At this moment we didn’t find way to make debugging process from Eclipse in GUI mode (only in command line mode described below) so at this moment we are using Eclipse for navigation only.

Debugging in command line mode

Let’s try to debug.

Power up board and type anything in COM port console before U-boot starts load kernel:
u-boot console

Start GDB server:

$ JLinkGDBServer -device MCIMX6Y2 -if JTAG -speed 1000

Start GDB session:

$ cd ./build_dir/target-arm_cortex-a7+neon-vfpv4_musl_eabi/linux-imx6ull_cortexa7/
$ gdb-multiarch vmlinux.debug –nx

then in gdb console:

(gdb) target remote localhost:2331
(gdb) restore flexcan_ethernet-uImage binary 0x82000000
(gdb) restore image-flexcan_ethernet.dtb binary 0x83000000
(gdb) b __hyp_stub_install
Breakpoint 1 at 0x80110b20: file arch/arm/kernel/hyp-stub.S, line 89.
(gdb) c
Continuing.

then in U-boot console start linux Kernel boot process:

=> bootm 82000000 – 83000000

then switch back to gdb console.
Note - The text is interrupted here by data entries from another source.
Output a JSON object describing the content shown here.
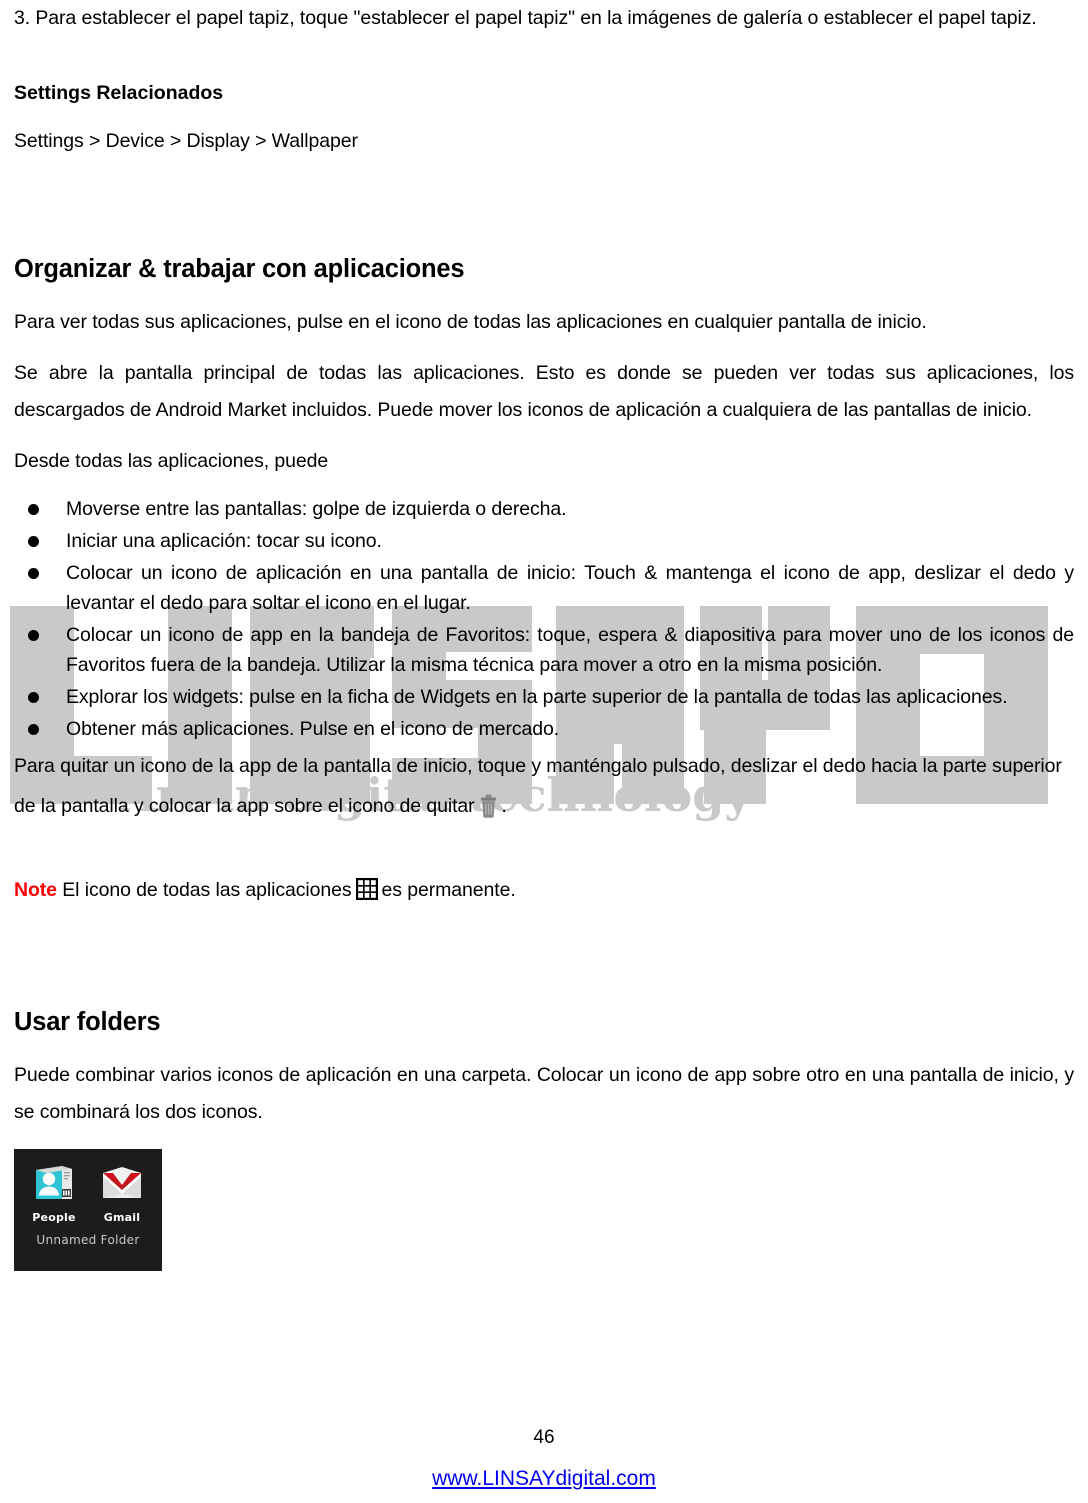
{
  "document": {
    "intro_step": "3. Para establecer el papel tapiz, toque \"establecer el papel tapiz\" en la imágenes de galería o establecer el papel tapiz.",
    "related_settings_heading": "Settings Relacionados",
    "related_settings_path": "Settings > Device > Display > Wallpaper",
    "section_apps": {
      "heading": "Organizar & trabajar con aplicaciones",
      "para1": "Para ver todas sus aplicaciones, pulse en el icono de todas las aplicaciones en cualquier pantalla de inicio.",
      "para2": "Se abre la pantalla principal de todas las aplicaciones. Esto es donde se pueden ver todas sus aplicaciones, los descargados de Android Market incluidos. Puede mover los iconos de aplicación a cualquiera de las pantallas de inicio.",
      "para3": "Desde todas las aplicaciones, puede",
      "bullets": [
        "Moverse entre las pantallas: golpe de izquierda o derecha.",
        "Iniciar una aplicación: tocar su icono.",
        "Colocar un icono de aplicación en una pantalla de inicio: Touch & mantenga el icono de app, deslizar el dedo y levantar el dedo para soltar el icono en el lugar.",
        "Colocar un icono de app en la bandeja de Favoritos: toque, espera & diapositiva para mover uno de los iconos de Favoritos fuera de la bandeja. Utilizar la misma técnica para mover a otro en la misma posición.",
        "Explorar los widgets: pulse en la ficha de Widgets en la parte superior de la pantalla de todas las aplicaciones.",
        "Obtener más aplicaciones. Pulse en el icono de mercado."
      ],
      "remove_para_part1": "Para quitar un icono de la app de la pantalla de inicio, toque y manténgalo pulsado, deslizar el dedo hacia la parte superior de la pantalla y colocar la app sobre el icono de quitar",
      "remove_para_part2": ".",
      "note_label": "Note",
      "note_text_before": "El icono de todas las aplicaciones",
      "note_text_after": "es permanente."
    },
    "section_folders": {
      "heading": "Usar folders",
      "para1": "Puede combinar varios iconos de aplicación en una carpeta. Colocar un icono de app sobre otro en una pantalla de inicio, y se combinará los dos iconos.",
      "screenshot": {
        "apps": [
          {
            "name": "People",
            "icon": "people-app-icon"
          },
          {
            "name": "Gmail",
            "icon": "gmail-app-icon"
          }
        ],
        "folder_name": "Unnamed Folder",
        "background_color": "#1c1c1c"
      }
    },
    "watermark": {
      "brand": "LINSAY",
      "tagline": "Art in digital technology",
      "color": "#c8c8c8"
    },
    "footer": {
      "page_number": "46",
      "website": "www.LINSAYdigital.com",
      "link_color": "#0000EE"
    },
    "icons": {
      "trash": "trash-icon",
      "all_apps": "all-apps-grid-icon"
    },
    "note_color": "#FF0000"
  }
}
You should see something like that:

Breakpoint 1, __hyp_stub_install () at arch/arm/kernel/hyp-stub.S:89
89 store_primary_cpu_mode r4, r5, r6
(gdb)

try to walk through the code by typing s and print registers/variables value by using p (print) command:
kernel gdb

Then set breakpoint at start_kernel function and run there:

(gdb) b start_kernel
(gdb) c
Then walk through the code using s and n commands:

kernel gdb

You may use eclipse to navigate through the code. start_kernel function that implements most of initialization things might be found at ./build_dir/target-arm_cortex-a7+neon-vfpv4_musl_eabi/linux-imx6ull_cortexa7/linux-4.14.199/init/main.c file:
start kernel

In next posts we will explain docker usage to simplify toolchain and ide setup, will try to load U-boot and kernel both using JTAG interface, will look how U-boot starts Kernel and other interesting things.